Work required
What is needed is every line of the material that contains "status".
-----
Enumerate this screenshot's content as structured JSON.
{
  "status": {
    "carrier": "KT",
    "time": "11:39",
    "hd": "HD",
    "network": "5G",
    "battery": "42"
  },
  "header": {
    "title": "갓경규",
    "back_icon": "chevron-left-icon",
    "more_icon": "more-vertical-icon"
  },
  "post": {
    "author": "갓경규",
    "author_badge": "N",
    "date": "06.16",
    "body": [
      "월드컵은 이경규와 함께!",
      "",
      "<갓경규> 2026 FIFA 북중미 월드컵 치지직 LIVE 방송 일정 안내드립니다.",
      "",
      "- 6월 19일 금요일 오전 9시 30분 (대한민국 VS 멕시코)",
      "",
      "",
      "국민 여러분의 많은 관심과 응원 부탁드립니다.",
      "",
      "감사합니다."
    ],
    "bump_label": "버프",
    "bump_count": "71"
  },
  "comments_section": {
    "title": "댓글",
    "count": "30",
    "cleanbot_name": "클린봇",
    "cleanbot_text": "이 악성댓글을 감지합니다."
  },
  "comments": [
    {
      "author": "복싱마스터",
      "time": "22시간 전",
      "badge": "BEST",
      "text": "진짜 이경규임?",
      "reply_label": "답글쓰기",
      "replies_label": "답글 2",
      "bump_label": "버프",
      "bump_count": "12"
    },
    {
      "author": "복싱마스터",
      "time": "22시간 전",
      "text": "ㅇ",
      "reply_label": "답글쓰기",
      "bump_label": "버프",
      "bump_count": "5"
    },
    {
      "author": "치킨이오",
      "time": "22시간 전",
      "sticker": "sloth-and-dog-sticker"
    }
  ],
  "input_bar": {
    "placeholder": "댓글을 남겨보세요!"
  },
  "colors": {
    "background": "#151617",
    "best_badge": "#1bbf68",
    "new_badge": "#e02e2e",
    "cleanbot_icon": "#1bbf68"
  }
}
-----
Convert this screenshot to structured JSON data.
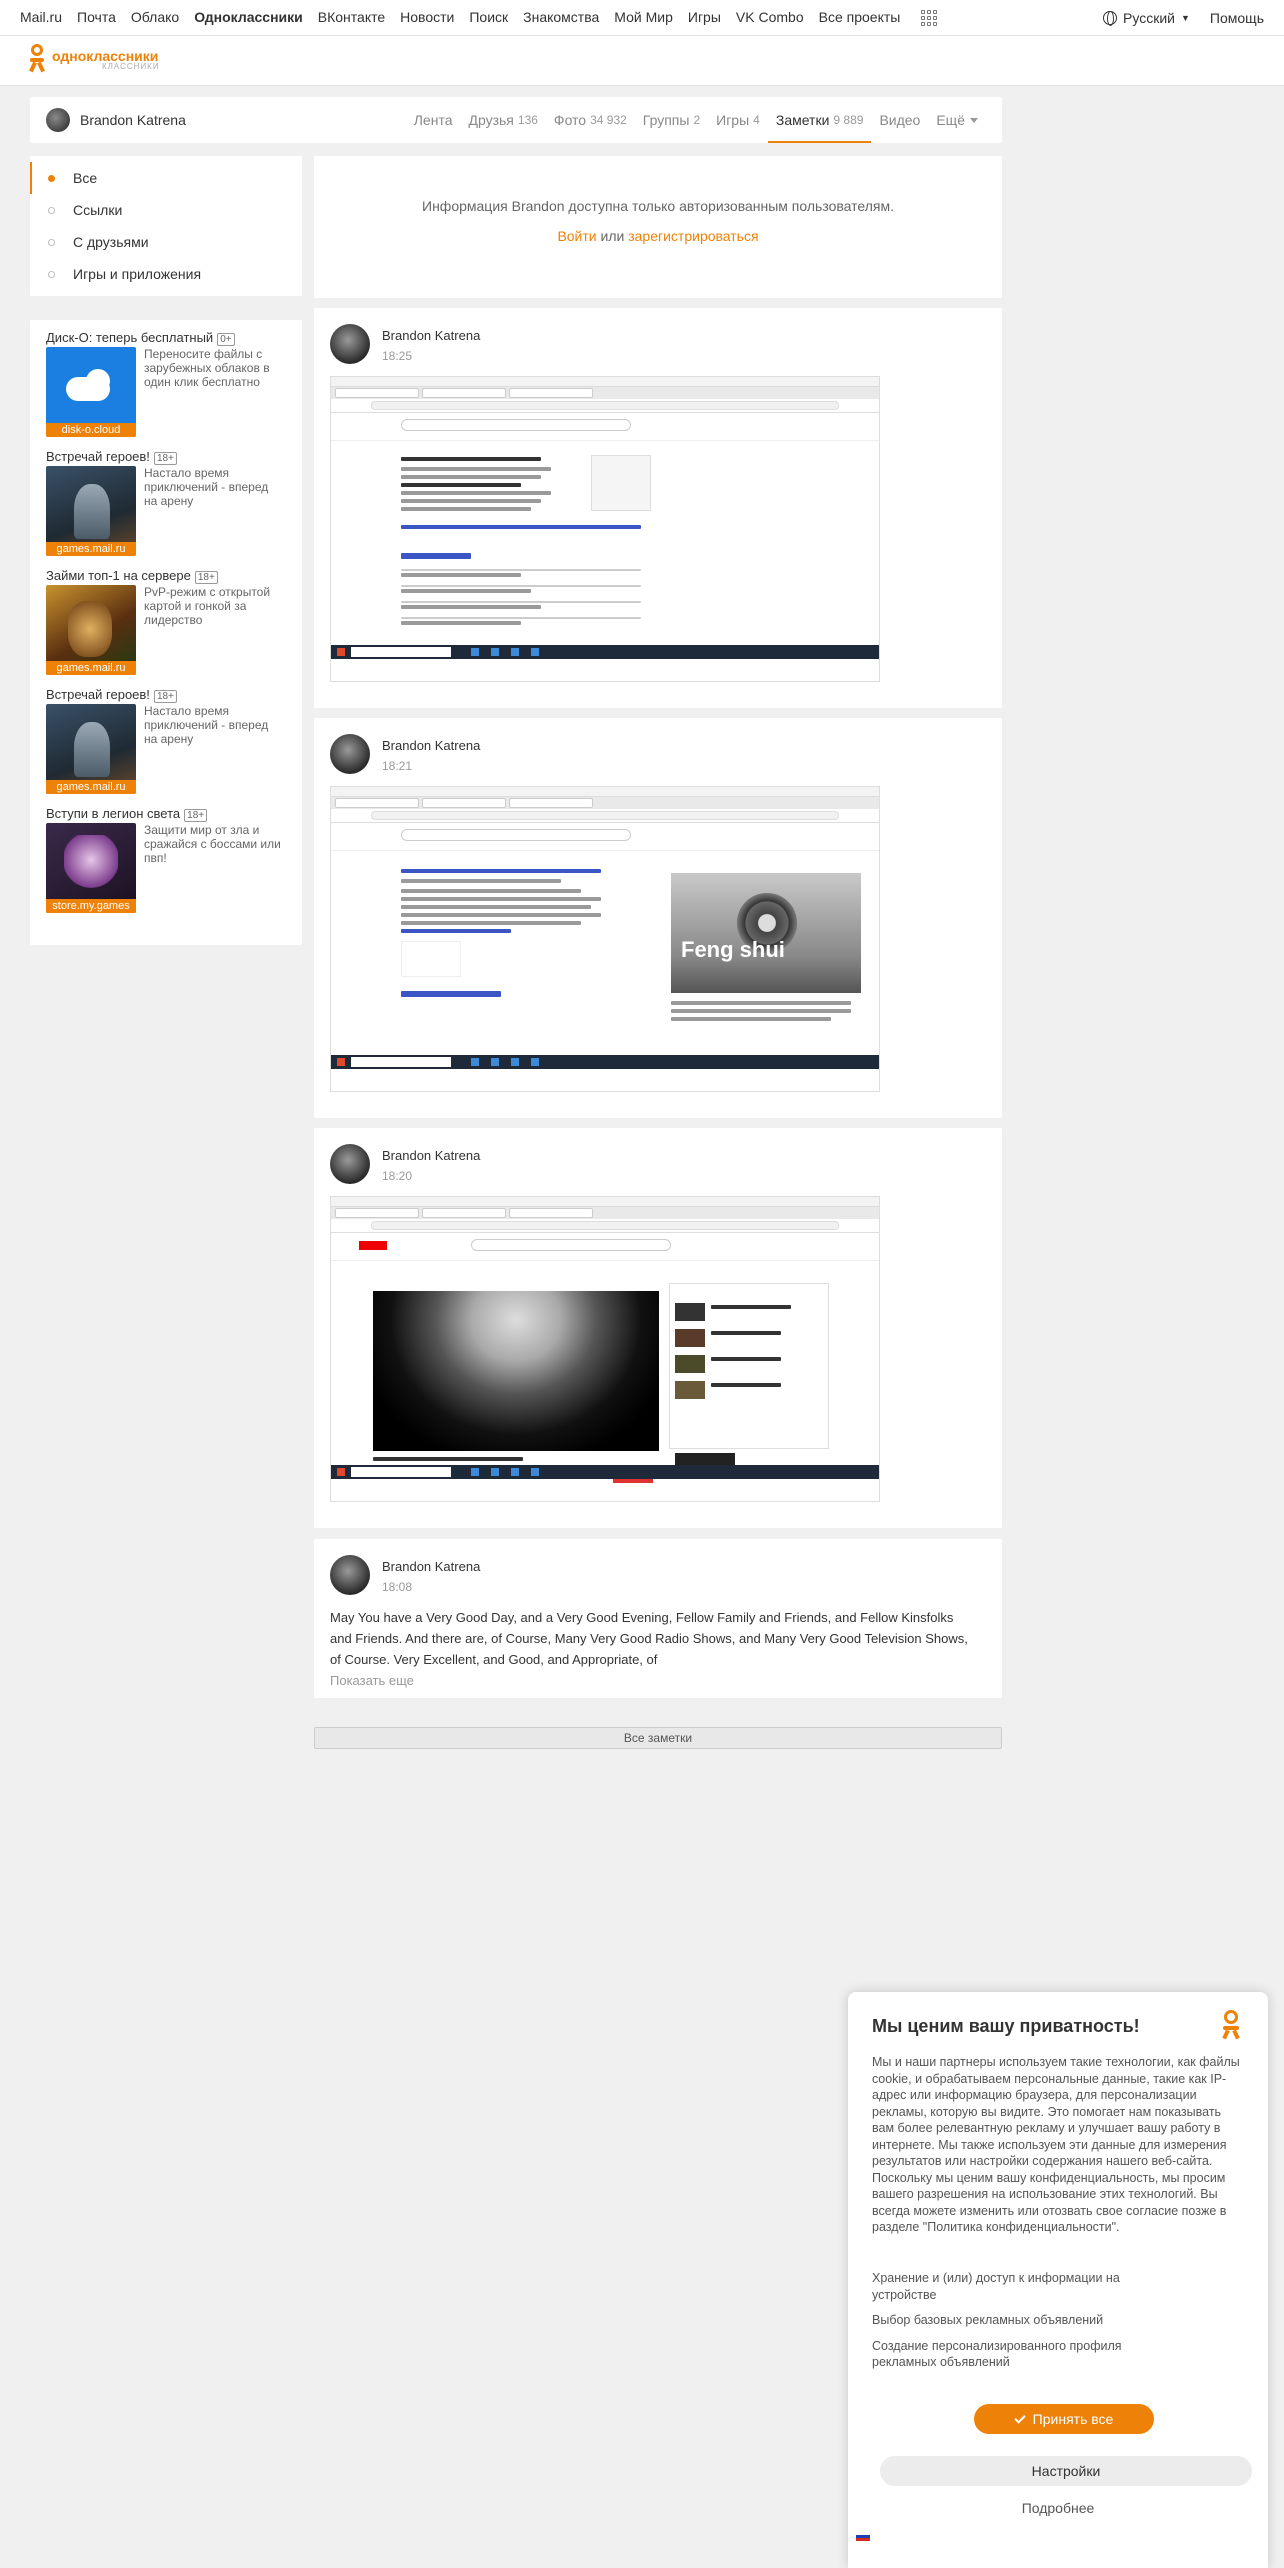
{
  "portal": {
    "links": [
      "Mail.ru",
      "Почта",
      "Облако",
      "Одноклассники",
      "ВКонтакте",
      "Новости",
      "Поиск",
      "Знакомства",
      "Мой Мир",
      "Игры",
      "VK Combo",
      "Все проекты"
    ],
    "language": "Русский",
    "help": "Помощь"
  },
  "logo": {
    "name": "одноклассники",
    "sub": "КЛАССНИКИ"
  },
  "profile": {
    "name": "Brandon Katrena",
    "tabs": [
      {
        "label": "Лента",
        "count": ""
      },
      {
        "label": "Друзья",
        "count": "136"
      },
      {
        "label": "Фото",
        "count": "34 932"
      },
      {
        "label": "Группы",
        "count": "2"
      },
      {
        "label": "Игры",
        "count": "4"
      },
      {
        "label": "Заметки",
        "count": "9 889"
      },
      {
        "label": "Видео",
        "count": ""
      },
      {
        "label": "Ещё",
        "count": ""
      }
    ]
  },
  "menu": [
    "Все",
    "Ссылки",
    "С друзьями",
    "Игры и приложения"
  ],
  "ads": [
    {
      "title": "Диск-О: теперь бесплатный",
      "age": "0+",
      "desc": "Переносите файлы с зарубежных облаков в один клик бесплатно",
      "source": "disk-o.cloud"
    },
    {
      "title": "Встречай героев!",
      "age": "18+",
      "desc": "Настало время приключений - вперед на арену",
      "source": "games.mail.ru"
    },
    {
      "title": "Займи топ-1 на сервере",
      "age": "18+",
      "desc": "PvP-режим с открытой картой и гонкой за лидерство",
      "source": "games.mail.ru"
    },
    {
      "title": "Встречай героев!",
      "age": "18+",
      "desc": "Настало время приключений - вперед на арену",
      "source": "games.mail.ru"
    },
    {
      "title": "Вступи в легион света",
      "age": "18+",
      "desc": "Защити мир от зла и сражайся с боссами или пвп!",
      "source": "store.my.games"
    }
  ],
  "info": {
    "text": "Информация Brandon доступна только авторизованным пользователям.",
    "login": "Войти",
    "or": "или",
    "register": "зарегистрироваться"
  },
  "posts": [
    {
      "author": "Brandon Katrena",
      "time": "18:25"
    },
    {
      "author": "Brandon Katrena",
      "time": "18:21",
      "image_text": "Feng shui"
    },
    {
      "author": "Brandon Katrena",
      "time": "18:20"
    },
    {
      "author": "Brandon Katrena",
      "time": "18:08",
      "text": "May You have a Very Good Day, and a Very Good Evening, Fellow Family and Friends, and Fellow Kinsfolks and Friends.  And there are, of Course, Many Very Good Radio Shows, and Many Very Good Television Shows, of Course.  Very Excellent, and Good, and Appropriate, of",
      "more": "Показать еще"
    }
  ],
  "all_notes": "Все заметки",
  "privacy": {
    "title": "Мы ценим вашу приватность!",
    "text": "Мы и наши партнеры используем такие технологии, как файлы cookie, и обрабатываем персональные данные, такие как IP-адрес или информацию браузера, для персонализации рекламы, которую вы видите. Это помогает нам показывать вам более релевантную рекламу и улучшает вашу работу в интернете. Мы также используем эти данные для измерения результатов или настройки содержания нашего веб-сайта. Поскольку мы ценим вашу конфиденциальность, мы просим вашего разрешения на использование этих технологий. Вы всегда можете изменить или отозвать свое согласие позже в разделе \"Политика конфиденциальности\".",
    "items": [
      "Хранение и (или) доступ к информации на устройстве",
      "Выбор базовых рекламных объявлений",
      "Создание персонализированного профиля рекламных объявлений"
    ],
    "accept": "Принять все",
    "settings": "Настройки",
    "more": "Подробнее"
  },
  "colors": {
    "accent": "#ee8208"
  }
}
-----
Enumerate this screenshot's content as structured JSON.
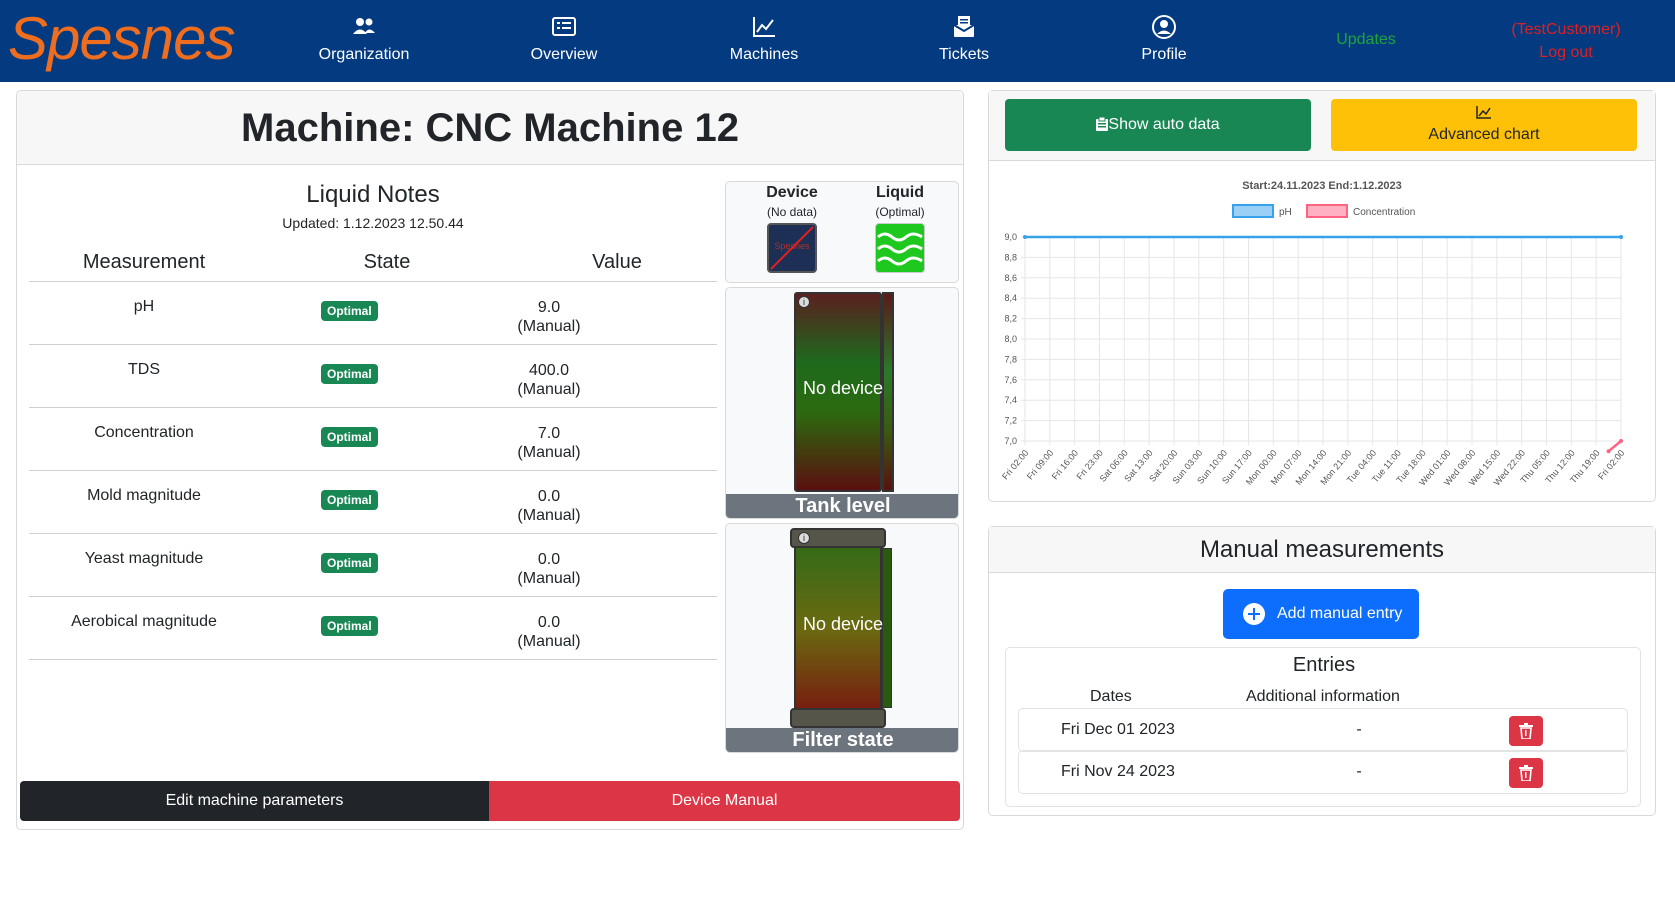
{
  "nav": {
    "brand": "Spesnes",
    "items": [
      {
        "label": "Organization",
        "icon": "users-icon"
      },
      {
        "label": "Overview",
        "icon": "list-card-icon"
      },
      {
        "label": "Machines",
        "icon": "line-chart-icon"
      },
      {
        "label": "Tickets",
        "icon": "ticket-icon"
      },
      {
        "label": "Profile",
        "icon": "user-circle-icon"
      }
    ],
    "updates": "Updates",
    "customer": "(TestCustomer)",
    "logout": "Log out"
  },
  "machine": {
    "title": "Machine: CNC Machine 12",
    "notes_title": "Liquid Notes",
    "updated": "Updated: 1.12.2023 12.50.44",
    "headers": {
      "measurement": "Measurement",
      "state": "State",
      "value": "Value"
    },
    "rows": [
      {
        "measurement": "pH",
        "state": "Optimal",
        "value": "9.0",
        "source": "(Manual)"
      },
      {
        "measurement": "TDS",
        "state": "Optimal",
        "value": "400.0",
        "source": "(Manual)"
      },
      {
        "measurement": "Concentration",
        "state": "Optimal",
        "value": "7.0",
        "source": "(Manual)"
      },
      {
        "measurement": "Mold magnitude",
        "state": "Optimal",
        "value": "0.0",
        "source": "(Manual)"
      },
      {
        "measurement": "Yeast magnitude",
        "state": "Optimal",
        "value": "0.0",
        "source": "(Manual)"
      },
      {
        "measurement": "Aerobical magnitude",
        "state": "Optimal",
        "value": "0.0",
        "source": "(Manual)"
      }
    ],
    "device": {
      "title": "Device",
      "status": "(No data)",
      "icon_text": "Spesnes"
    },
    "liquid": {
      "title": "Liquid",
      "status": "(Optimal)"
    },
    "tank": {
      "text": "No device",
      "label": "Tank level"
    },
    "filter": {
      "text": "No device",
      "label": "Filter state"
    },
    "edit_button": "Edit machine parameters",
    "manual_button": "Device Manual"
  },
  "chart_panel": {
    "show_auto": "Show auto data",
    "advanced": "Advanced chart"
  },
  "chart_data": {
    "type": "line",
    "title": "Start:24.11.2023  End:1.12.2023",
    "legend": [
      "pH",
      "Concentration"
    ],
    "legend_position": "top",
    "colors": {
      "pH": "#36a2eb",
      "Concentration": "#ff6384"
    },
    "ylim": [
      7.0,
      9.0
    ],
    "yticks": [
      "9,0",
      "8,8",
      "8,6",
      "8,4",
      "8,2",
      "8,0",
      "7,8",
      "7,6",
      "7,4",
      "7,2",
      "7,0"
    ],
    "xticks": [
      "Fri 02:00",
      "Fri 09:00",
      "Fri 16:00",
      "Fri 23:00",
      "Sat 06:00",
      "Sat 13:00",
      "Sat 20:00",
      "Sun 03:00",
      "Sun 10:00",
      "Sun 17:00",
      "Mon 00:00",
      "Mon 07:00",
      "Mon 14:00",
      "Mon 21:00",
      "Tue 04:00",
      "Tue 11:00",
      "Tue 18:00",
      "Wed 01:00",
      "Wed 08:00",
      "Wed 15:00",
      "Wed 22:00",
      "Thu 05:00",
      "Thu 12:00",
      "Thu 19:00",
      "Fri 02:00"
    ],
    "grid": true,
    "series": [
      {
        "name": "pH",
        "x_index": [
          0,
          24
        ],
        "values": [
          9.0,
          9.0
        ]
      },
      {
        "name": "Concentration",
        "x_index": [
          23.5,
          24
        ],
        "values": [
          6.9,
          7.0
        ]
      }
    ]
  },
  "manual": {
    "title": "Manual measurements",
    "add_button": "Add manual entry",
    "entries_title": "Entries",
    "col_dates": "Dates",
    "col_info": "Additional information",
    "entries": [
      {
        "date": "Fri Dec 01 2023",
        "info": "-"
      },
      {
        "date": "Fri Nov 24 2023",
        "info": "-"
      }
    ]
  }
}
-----
Problem solution
  "status": {
      "status": "(No data)",
      "status": "(Optimal)"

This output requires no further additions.